On another topic, I was emailing with an online buddy this week - we had our FETs the same day. I was saying that I was using the Bell.a Band a bunch now, and she said I should just go for maternity pants - that I'd wonder why I hadn't done so sooner. Well, the big box of stuff from my friend arrived this week, and I made the mistake of trying on some of the maternity jeans. Holy moly - I am almost afraid I'll never wear anything but elastic-waisted pants again! So comfortable. I am going to try, however, to continue wearing my stretchier normal pants and the Bell.a Band for two more weeks at work - easier to remain undercover that way. Then I'll be off for a month and no one will see me. I can then make a dramatic reentry in January, looking like a beach ball.

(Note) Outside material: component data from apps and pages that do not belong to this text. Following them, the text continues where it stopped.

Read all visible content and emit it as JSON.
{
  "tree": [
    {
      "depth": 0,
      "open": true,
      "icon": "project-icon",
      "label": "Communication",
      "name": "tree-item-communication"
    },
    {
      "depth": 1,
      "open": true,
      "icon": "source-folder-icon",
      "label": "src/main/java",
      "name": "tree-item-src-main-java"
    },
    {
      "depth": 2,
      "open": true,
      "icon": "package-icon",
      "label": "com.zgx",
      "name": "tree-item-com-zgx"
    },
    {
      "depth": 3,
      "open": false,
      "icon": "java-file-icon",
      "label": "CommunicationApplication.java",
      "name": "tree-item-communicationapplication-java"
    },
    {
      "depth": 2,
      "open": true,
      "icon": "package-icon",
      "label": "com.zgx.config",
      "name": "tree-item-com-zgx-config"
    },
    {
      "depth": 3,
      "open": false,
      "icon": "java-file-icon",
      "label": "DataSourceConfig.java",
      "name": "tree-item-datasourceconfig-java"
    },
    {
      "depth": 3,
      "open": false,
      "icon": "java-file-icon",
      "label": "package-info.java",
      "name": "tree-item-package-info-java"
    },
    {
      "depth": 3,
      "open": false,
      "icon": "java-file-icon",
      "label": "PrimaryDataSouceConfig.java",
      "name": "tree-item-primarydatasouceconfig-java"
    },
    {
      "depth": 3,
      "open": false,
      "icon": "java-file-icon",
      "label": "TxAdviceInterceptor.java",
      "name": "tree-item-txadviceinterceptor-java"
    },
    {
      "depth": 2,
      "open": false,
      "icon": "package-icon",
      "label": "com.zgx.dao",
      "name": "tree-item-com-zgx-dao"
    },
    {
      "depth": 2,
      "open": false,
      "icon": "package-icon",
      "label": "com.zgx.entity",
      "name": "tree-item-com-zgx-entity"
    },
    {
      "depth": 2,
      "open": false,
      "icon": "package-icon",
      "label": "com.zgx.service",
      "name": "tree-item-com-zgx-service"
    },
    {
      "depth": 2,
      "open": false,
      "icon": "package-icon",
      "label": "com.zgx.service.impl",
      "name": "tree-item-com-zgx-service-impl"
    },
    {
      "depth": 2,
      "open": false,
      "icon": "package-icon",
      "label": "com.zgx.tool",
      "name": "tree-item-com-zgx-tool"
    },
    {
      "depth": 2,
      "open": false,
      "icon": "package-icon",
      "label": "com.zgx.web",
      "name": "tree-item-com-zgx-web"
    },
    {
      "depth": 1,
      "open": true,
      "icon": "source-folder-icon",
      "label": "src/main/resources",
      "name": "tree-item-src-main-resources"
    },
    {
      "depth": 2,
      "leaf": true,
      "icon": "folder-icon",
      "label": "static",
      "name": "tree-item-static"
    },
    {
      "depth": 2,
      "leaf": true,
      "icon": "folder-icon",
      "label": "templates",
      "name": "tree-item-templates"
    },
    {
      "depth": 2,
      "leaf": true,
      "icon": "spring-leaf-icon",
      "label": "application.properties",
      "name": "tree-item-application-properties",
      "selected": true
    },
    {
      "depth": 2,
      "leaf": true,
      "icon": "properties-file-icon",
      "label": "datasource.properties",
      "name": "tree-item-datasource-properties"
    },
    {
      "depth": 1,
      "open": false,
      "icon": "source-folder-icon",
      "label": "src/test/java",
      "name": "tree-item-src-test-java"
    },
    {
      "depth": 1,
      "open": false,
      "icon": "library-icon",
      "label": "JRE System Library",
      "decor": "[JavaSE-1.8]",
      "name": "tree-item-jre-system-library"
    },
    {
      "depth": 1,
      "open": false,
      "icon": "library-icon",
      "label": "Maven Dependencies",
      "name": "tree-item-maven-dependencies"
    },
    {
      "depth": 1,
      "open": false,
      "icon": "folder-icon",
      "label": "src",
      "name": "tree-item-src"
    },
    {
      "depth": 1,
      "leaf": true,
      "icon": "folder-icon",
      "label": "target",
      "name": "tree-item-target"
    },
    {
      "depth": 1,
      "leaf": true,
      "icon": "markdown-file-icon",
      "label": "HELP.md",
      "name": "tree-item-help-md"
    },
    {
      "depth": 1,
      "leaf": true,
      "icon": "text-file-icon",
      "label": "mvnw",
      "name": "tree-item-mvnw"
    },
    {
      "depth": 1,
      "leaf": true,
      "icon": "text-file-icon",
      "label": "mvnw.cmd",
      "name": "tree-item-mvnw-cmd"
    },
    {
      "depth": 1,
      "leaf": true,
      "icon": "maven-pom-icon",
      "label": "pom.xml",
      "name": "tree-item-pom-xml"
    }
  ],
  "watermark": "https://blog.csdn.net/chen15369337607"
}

My amnio is on Wednesday this week. I asked for FISH results (in addition to the main ones), which you get sooner than the amnio results, which take two weeks. I learned about this on the Internets, and I am very willing to pay $524 that could otherwise be used on pest control or housecleaning services or Christmas gifts, just so that I don't have to suffer in limbo. Also, my amnio results should be back around Dec. 21, so I was afraid I'd be getting bad news right in the middle of the holidays. I keep saying I'll act more normal and confident in this pregnancy if the amnio comes back good, but I will probably be insane until the very end. They are going to do the level II ultrasound at the same time as the amnio, I think, so I do hope to know gender that day. If not, it will come back with the amnio results.